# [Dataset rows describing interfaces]
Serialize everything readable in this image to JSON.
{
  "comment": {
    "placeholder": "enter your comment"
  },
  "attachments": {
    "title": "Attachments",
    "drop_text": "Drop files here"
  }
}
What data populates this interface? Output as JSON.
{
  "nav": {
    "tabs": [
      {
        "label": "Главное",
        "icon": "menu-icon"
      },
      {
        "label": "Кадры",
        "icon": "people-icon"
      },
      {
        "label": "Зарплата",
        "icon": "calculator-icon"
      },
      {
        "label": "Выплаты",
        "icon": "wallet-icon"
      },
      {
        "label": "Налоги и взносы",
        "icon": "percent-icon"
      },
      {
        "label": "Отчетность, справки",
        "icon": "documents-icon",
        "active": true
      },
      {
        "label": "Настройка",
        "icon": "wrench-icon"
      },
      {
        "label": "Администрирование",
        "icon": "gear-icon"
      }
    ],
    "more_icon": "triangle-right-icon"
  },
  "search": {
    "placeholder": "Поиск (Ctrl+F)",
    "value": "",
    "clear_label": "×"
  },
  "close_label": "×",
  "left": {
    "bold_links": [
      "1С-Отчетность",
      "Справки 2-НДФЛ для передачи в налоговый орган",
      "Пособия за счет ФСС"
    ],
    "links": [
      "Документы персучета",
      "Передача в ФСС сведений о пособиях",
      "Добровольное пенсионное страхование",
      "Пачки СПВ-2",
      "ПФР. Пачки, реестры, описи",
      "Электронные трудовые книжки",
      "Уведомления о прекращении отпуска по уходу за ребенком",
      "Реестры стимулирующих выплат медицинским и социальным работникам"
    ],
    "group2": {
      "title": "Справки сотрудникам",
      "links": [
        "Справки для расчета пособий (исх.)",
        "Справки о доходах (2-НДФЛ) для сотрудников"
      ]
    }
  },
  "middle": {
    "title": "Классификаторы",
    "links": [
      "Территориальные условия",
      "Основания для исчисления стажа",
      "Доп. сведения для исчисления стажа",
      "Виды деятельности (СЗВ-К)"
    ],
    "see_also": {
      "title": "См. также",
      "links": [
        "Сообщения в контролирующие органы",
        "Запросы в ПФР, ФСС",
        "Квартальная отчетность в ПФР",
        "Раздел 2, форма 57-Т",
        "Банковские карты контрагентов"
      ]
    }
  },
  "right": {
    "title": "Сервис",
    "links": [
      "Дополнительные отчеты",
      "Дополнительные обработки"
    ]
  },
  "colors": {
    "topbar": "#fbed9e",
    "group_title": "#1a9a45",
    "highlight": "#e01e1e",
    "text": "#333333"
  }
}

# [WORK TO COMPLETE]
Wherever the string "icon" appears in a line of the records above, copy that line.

# [SOLUTION FOR THIS PROBLEM]
        "icon": "menu-icon"
        "icon": "people-icon"
        "icon": "calculator-icon"
        "icon": "wallet-icon"
        "icon": "percent-icon"
        "icon": "documents-icon",
        "icon": "wrench-icon"
        "icon": "gear-icon"
    "more_icon": "triangle-right-icon"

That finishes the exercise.